WHAT TO DO:
From the material beneath, pull every line with the word "fondo".

DATA EXTRACT:
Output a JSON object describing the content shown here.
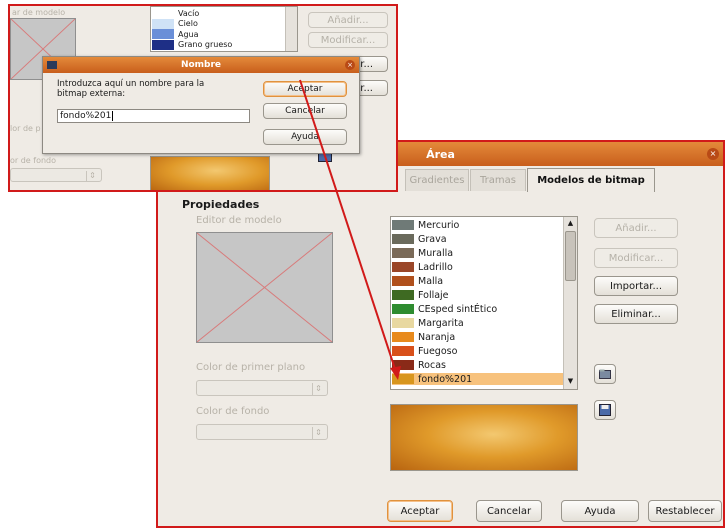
{
  "top_window": {
    "list_items": [
      {
        "label": "Vacío",
        "color": "#ffffff"
      },
      {
        "label": "Cielo",
        "color": "#cfe2f6"
      },
      {
        "label": "Agua",
        "color": "#6a8fd8"
      },
      {
        "label": "Grano grueso",
        "color": "#1e2f86"
      }
    ],
    "editor_label": "ar de modelo",
    "side_buttons": [
      "Añadir...",
      "Modificar...",
      "ortar...",
      "inar..."
    ],
    "left_labels": [
      "lor de p",
      "or de fondo"
    ],
    "dialog": {
      "title": "Nombre",
      "prompt": "Introduzca aquí un nombre para la bitmap externa:",
      "input_value": "fondo%201",
      "accept": "Aceptar",
      "cancel": "Cancelar",
      "help": "Ayuda"
    }
  },
  "area_dialog": {
    "title": "Área",
    "tabs": [
      {
        "label": "Gradientes",
        "active": false
      },
      {
        "label": "Tramas",
        "active": false
      },
      {
        "label": "Modelos de bitmap",
        "active": true
      }
    ],
    "section_label": "Propiedades",
    "editor_label": "Editor de modelo",
    "fg_color_label": "Color de primer plano",
    "bg_color_label": "Color de fondo",
    "bitmaps": [
      {
        "label": "Mercurio",
        "color": "#6f7a77"
      },
      {
        "label": "Grava",
        "color": "#6a6a5c"
      },
      {
        "label": "Muralla",
        "color": "#7a6a58"
      },
      {
        "label": "Ladrillo",
        "color": "#9a4628"
      },
      {
        "label": "Malla",
        "color": "#b0501c"
      },
      {
        "label": "Follaje",
        "color": "#3e6a22"
      },
      {
        "label": "CEsped sintÉtico",
        "color": "#2e8c30"
      },
      {
        "label": "Margarita",
        "color": "#e8d8a0"
      },
      {
        "label": "Naranja",
        "color": "#e88a1c"
      },
      {
        "label": "Fuegoso",
        "color": "#d8501a"
      },
      {
        "label": "Rocas",
        "color": "#8a2a18"
      },
      {
        "label": "fondo%201",
        "color": "#d8961e",
        "selected": true
      }
    ],
    "buttons": {
      "add": "Añadir...",
      "modify": "Modificar...",
      "import": "Importar...",
      "delete": "Eliminar..."
    },
    "footer": {
      "accept": "Aceptar",
      "cancel": "Cancelar",
      "help": "Ayuda",
      "reset": "Restablecer"
    }
  },
  "colors": {
    "annotation_red": "#d11a1a",
    "title_orange": "#d8702a",
    "selection": "#f7c27d"
  }
}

OUTPUT OF THE EXERCISE:
      "or de fondo"
      "input_value": "fondo%201",
    "bg_color_label": "Color de fondo",
        "label": "fondo%201",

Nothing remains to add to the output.